by Phyllis Reynolds Naylor
The Agony of Alice has spawned 18 sequels (the latest to be released next year) and 3 prequels. My daughter Vicki and I have been reading the books together. Both of us love them. Alice, her father and brother Lester, her best friends Pamela and Elizabeth, her first boyfriend Patrick, her sixth-grade teacher Mrs. Plotkin, her seventh-grade English teacher Miss Summers (who eventually marries her father), and others in the series seem like real people. They face real-life dilemmas and deal with them honestly. They are a great way to stimulate dialogue between mothers and daughters. They are a kind of “how-to” manual for growing up because of the wide range of issues dealt with in the various books.
The American Library Association reports that this series is one of the “most challenged”, surpassing even Harry Potter in 2003 in complaints, due to the “sexual content” of the books. Actually, the sexual content is one of the things I like most about the books, as it stimulates a lot of conversations with my daughter as we follow Alice through adolescence. By the way, “sexual content” may be somewhat of an overstatement–we are currently reading Patiently Alice, which deals with the summer between 9th and 10th grades, and there has been no explicit mention of anyone having sex! But Alice and her friends (especially Pamela) wonder about sex a lot, and if I remember correctly, so did I when I was their age, and I would have appreciated a series such as this one that answered all my questions!

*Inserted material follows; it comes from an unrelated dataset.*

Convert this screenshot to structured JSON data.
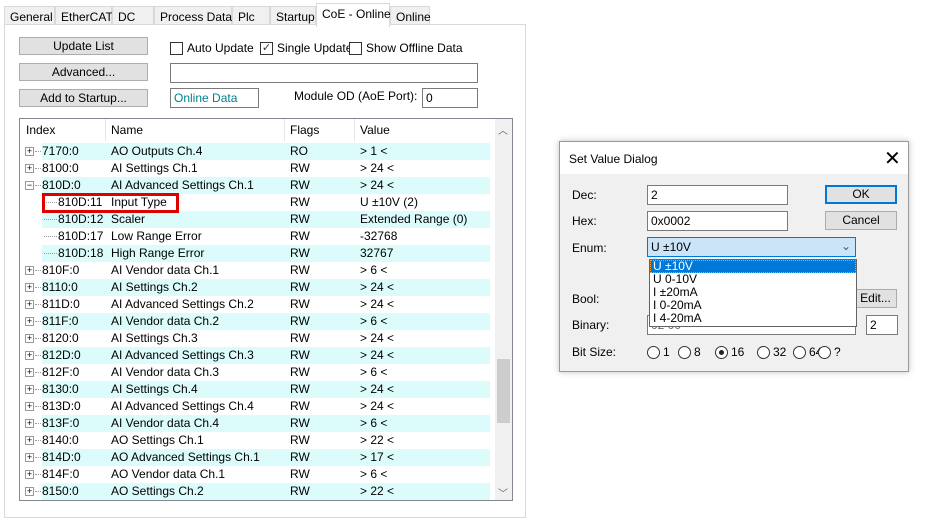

We enjoy the books because they are laugh-out-loud funny. Lester always adds comic relief, and Alice herself describes her frequent blunders and faux-pas in such a forthright way that a reader cannot help laughing.
Naylor does not shy away from the hard issues of racism, bullying, death, depression, abuse, suicide, and more, yet the tone of the books is unfailingly optimistic and good-humored, as Alice picks her way through the minefield of adolescence with the unfailing support of her family, friends, and teachers.
For me, the biggest mystery is why the series is not more popular, especially in this area, since the books have a lot of local color. Alice shops at Wheaton Plaza, her father manages the Melody Inn, a music store in Silver Spring modeled after Dale Music, and Lester is a student at the University of Maryland. Yet when we visit our local library or bookstores, I find only a few of the series on the shelves. Can it be that they can’t keep them in stock?
Because the books deal unflinchingly with the issues facing a girl in public school in the U.S., they might also be of interest to adult learners of English. The language is not particularly difficult.